Supplied records:
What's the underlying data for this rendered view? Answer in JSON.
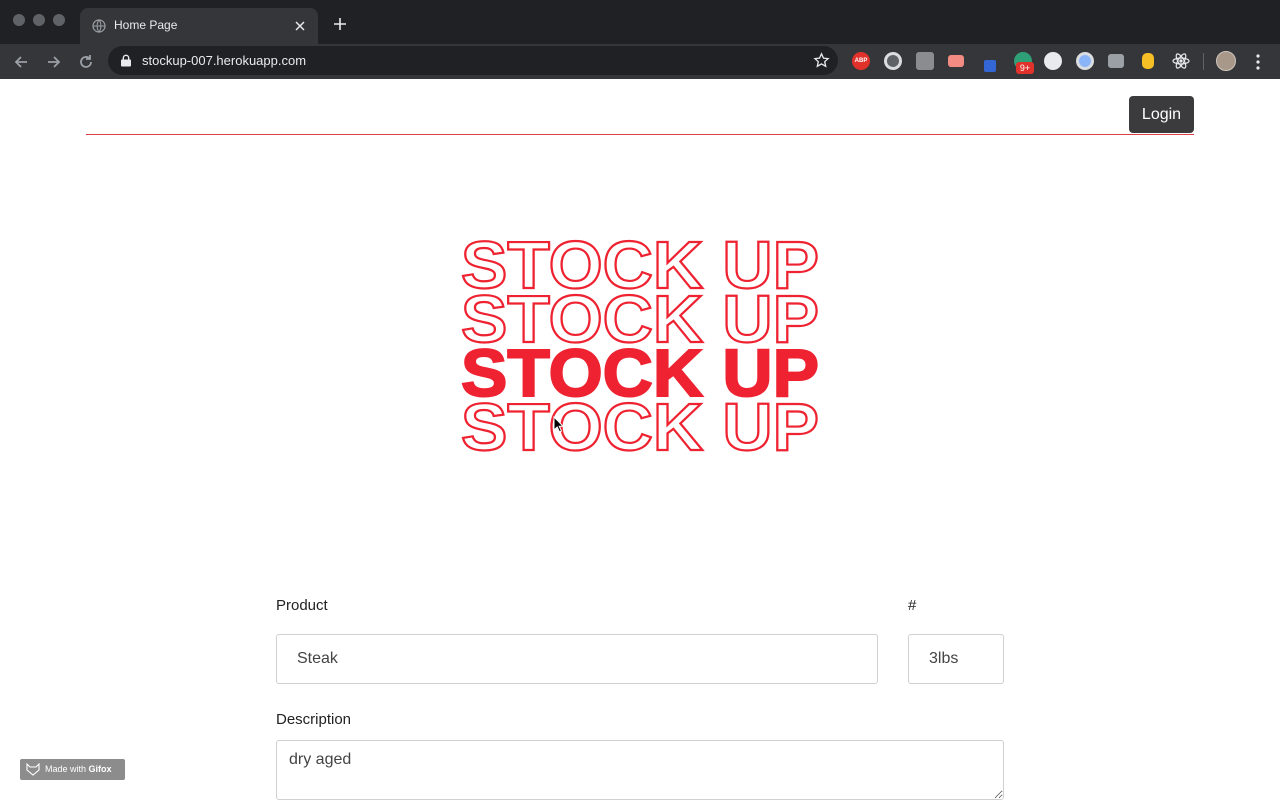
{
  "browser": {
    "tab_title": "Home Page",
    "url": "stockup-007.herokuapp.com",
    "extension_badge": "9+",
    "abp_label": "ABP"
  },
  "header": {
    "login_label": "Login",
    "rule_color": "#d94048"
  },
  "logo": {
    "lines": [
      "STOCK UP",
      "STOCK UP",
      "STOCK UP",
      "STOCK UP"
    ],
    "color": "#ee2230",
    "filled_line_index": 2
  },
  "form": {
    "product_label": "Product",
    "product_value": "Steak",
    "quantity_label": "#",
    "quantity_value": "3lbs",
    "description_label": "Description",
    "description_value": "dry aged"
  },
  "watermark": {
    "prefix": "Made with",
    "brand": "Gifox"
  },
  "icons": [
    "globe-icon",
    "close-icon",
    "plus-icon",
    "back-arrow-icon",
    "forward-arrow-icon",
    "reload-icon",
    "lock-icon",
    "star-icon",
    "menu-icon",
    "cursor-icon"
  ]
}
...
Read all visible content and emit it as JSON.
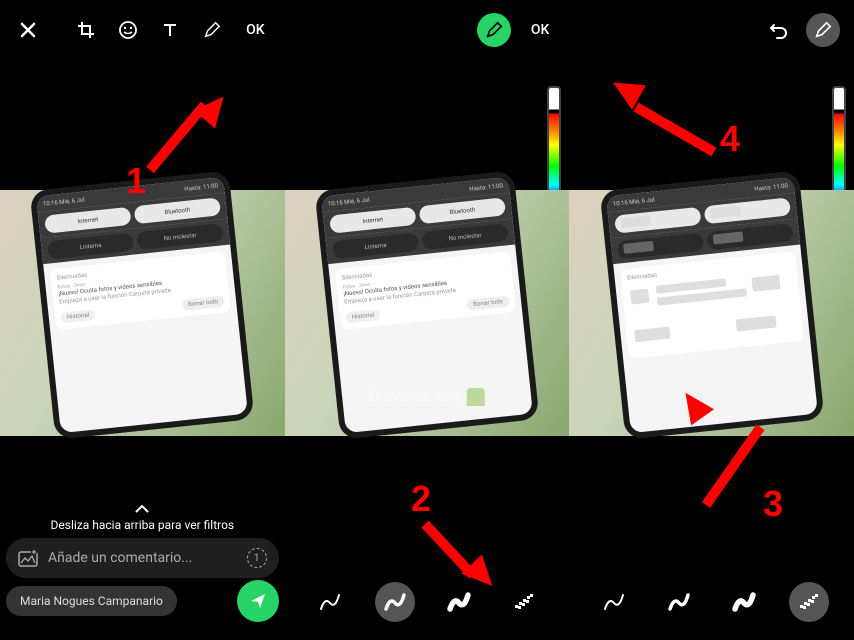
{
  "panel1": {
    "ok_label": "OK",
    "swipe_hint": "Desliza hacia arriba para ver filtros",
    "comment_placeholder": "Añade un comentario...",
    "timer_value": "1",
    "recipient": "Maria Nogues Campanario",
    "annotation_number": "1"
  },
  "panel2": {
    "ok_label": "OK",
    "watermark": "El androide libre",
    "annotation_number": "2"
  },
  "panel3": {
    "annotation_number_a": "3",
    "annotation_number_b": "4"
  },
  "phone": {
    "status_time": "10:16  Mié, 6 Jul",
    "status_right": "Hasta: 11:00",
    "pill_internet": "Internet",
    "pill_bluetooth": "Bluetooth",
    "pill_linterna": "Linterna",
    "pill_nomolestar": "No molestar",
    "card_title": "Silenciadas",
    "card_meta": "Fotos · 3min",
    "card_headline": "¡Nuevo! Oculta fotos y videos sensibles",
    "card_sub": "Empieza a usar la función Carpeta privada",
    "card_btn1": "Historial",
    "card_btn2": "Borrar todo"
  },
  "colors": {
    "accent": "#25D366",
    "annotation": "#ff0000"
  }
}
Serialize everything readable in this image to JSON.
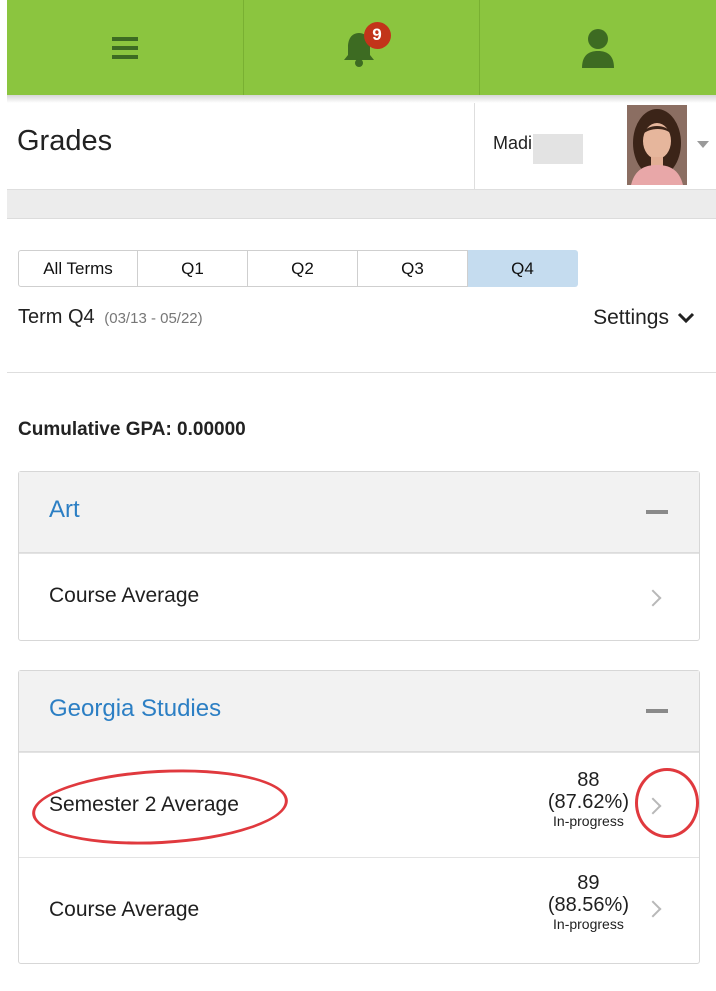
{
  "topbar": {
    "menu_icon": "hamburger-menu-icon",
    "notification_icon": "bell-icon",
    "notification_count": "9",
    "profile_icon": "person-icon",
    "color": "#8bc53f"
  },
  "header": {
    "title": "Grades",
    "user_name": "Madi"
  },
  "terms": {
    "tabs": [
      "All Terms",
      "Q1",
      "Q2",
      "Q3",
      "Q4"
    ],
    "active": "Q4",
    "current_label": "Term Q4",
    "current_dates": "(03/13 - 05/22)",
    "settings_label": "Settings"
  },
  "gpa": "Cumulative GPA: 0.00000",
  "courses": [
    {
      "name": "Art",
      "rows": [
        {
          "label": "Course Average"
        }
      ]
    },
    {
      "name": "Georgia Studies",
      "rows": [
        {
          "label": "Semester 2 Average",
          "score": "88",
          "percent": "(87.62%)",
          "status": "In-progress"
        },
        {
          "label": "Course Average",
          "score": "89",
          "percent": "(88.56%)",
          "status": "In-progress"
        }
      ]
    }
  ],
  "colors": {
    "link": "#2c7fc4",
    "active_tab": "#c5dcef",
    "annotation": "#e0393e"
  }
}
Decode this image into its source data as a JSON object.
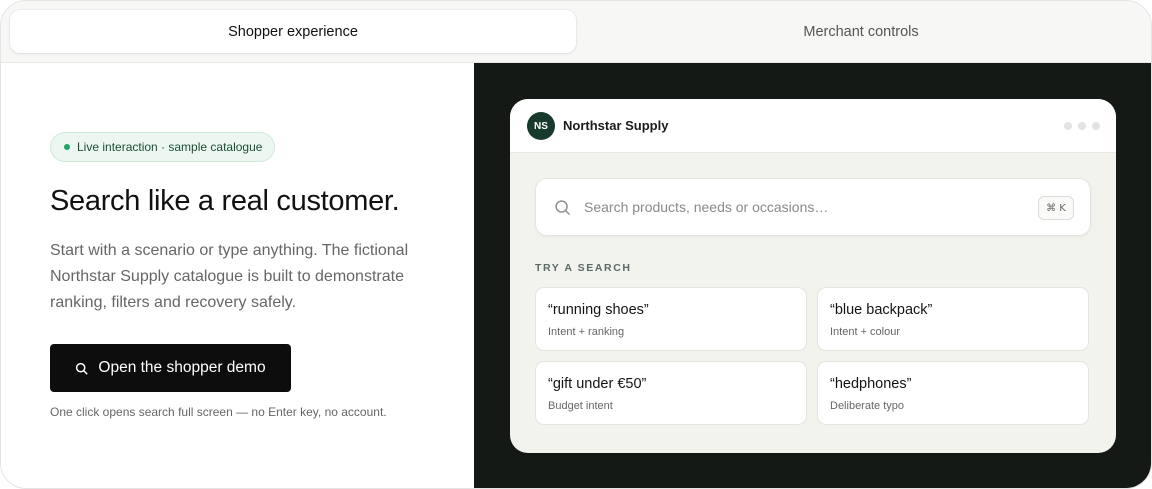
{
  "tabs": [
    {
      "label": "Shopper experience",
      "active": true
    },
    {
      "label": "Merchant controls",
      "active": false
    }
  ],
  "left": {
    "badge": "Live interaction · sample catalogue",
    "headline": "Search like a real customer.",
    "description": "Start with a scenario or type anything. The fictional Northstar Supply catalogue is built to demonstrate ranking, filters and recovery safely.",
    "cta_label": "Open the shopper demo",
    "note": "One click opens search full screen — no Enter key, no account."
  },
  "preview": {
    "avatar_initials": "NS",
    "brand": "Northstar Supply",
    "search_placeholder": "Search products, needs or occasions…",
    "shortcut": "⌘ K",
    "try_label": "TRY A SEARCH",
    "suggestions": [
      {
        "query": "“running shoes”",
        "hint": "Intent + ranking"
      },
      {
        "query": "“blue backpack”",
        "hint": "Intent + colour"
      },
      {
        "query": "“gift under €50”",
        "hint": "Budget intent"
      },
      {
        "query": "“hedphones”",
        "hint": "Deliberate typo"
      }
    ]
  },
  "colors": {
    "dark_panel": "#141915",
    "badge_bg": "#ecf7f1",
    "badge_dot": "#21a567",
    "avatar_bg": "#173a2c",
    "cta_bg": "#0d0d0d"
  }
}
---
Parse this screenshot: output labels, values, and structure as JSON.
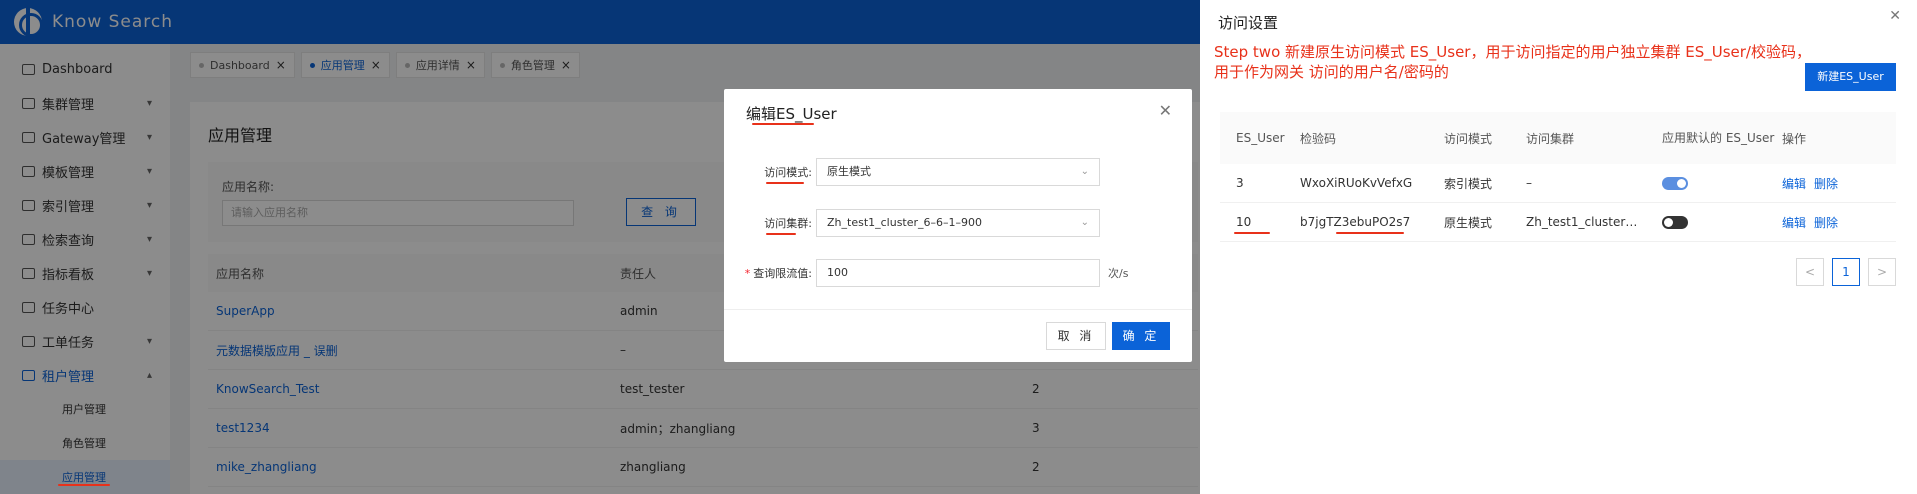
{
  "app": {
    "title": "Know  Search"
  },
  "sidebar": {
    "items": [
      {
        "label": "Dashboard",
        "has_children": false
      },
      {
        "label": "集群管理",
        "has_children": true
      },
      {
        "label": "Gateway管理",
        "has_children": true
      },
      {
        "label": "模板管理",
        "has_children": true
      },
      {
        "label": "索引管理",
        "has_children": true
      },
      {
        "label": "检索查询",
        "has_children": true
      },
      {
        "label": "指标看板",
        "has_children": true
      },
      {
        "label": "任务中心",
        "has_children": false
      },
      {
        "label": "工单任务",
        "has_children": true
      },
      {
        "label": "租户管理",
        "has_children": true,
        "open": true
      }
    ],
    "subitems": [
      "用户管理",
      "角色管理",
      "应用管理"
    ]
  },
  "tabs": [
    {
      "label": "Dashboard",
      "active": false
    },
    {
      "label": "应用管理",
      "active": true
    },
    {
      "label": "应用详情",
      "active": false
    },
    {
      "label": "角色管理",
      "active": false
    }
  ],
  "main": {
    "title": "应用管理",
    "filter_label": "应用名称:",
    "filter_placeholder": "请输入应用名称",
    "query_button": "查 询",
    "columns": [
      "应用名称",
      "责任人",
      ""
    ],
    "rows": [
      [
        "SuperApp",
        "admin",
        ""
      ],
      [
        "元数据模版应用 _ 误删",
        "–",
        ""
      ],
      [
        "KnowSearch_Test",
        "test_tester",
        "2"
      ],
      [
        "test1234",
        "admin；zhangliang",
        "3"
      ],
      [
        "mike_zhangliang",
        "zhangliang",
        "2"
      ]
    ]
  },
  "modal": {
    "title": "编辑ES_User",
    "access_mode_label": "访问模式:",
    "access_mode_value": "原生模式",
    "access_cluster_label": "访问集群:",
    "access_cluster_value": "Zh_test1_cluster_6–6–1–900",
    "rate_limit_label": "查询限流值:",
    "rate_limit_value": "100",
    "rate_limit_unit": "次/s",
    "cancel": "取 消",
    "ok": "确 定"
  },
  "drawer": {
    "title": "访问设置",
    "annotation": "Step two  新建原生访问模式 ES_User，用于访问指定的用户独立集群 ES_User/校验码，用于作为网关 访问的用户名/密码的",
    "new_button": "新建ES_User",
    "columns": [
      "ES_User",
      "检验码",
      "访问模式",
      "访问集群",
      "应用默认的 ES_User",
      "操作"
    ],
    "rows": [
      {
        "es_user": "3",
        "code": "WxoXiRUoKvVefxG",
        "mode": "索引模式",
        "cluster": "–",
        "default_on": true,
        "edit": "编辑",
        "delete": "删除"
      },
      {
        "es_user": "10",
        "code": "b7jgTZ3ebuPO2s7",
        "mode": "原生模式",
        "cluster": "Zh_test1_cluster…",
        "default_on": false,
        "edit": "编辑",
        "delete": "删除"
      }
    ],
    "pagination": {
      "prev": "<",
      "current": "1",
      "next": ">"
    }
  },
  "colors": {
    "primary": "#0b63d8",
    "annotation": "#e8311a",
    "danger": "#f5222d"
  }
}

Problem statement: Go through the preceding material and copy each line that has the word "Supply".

Solution for this problem:
    "description": "Start with a scenario or type anything. The fictional Northstar Supply catalogue is built to demonstrate ranking, filters and recovery safely.",
    "brand": "Northstar Supply",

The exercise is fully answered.